“The course itself is nice and fast and, just being in Canada, it gives me that extra incentive having my family there watching. And the crowds have always been great watching in Canada. I think all that put together makes for a real special day and hopefully I can do some special things.”
As a full time athlete Bairu can afford little distraction. Each day begins at 8:00 a.m. with a drive out to the Nike campus where he runs with the group. Ninety minutes of strength conditioning, under the direction of former US Olympic steeplechaser Pascal Dobert, follows. Then it’s a healthy lunch either at the Nike cafeteria or at home before an afternoon nap. A second run precedes dinner and an early night.
One thing that Bairu makes time for is an association with the Portland Big Brothers organisation spending time with an 11 year old boy named Marcus.
“We usually hang out once a week,” says Bairu. “We will go watch movies to watch, There’s a lot of good kid movies out there. We might eat pizza and watch a movie at my place. Sometimes we go to arcades. He is really big into video games and he helps polish up on my skills on video games.”
He also reads when he has a spare moment admittedly jumping from book to book. On his coffee table currently are “Our Kind Of People” a history of elite African Americans by Otis Graham and “Night” a story on a holocaust survivor.
“It was a gift from an ex-girlfriend,” he says of the latter. ”It is heavy reading and very dark but what I like about it is that it’s a story of overcoming great odds. This man has experienced unspeakable horrors in his early life and yet he stands in triumph having beaten the odds. It kind of puts life and running into perspective for me.”
Although the Scotiabank Toronto Waterfront Marathon has put up a Canadian Record bonus of $36,000 – $1,000 for every year that Jerome Drayton’s formidable time of 2:10:09 has stood – Bairu doesn’t see this as a motivator.
“My attitude with the record has always been the same- you can’t force the issue. It just comes to you,” he declares. “My goal right now is to make the Olympics. Nobody cares if I am on Canadian Record pace with a mile to go and then blow up and don’t make the team. My number one priority, not to sound cliche, is to make the team. But If I am feeling good in the race I am going to go after that record.”

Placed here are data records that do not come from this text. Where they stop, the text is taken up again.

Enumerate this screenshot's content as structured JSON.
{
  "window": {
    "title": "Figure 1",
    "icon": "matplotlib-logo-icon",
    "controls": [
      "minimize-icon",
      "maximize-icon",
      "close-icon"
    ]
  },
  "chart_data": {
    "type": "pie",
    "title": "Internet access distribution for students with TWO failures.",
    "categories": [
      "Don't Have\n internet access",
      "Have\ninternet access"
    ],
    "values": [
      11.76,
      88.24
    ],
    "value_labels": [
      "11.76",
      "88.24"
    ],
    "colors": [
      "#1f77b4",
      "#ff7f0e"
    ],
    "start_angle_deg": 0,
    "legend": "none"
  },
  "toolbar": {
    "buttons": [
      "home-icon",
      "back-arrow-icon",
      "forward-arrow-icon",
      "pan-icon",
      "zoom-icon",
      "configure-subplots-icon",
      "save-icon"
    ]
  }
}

Bairu is likely to ask for a pacemaker capable of taking him through the half way point in 65 minutes even. Then he will keep an eye on the clock as he chases the Olympic standard.
“I had a lot of problems after New York,” he admits, and I wanted to refresh mentally and physically and kind of put my eggs all in one basket and honestly if I can’t do it in Toronto well it wasn’t going to happen this year.”